ACTION ITEM: Exactly reproduce each entry, leaving out nothing.

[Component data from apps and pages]
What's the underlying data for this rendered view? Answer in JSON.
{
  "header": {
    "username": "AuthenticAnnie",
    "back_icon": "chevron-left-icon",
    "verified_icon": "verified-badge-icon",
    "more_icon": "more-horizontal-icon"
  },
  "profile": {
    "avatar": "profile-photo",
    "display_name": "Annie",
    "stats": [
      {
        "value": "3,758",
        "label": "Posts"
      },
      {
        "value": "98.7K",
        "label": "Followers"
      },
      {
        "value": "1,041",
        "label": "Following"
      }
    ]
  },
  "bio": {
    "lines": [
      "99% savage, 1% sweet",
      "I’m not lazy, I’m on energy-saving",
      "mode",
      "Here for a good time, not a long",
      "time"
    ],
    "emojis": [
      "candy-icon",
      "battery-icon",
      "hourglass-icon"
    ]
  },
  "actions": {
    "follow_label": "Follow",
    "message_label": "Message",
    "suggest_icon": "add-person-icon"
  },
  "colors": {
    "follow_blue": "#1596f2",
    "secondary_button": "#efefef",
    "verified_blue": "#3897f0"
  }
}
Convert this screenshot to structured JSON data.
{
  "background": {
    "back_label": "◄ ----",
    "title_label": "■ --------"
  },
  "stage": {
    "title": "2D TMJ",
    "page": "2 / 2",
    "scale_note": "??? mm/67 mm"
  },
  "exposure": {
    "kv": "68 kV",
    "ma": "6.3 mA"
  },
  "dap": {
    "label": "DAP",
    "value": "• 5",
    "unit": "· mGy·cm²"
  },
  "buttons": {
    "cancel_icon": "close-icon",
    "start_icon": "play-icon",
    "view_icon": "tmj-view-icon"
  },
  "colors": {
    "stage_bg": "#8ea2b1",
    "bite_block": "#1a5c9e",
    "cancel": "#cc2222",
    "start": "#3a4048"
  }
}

SOLUTION TO THIS EXERCISE:
What's the underlying data for this rendered view? Answer in JSON.
{
  "header": {
    "username": "AuthenticAnnie",
    "back_icon": "chevron-left-icon",
    "verified_icon": "verified-badge-icon",
    "more_icon": "more-horizontal-icon"
  },
  "profile": {
    "avatar": "profile-photo",
    "display_name": "Annie",
    "stats": [
      {
        "value": "3,758",
        "label": "Posts"
      },
      {
        "value": "98.7K",
        "label": "Followers"
      },
      {
        "value": "1,041",
        "label": "Following"
      }
    ]
  },
  "bio": {
    "lines": [
      "99% savage, 1% sweet",
      "I’m not lazy, I’m on energy-saving",
      "mode",
      "Here for a good time, not a long",
      "time"
    ],
    "emojis": [
      "candy-icon",
      "battery-icon",
      "hourglass-icon"
    ]
  },
  "actions": {
    "follow_label": "Follow",
    "message_label": "Message",
    "suggest_icon": "add-person-icon"
  },
  "colors": {
    "follow_blue": "#1596f2",
    "secondary_button": "#efefef",
    "verified_blue": "#3897f0"
  }
}
Convert this screenshot to structured JSON data.
{
  "background": {
    "back_label": "◄ ----",
    "title_label": "■ --------"
  },
  "stage": {
    "title": "2D TMJ",
    "page": "2 / 2",
    "scale_note": "??? mm/67 mm"
  },
  "exposure": {
    "kv": "68 kV",
    "ma": "6.3 mA"
  },
  "dap": {
    "label": "DAP",
    "value": "• 5",
    "unit": "· mGy·cm²"
  },
  "buttons": {
    "cancel_icon": "close-icon",
    "start_icon": "play-icon",
    "view_icon": "tmj-view-icon"
  },
  "colors": {
    "stage_bg": "#8ea2b1",
    "bite_block": "#1a5c9e",
    "cancel": "#cc2222",
    "start": "#3a4048"
  }
}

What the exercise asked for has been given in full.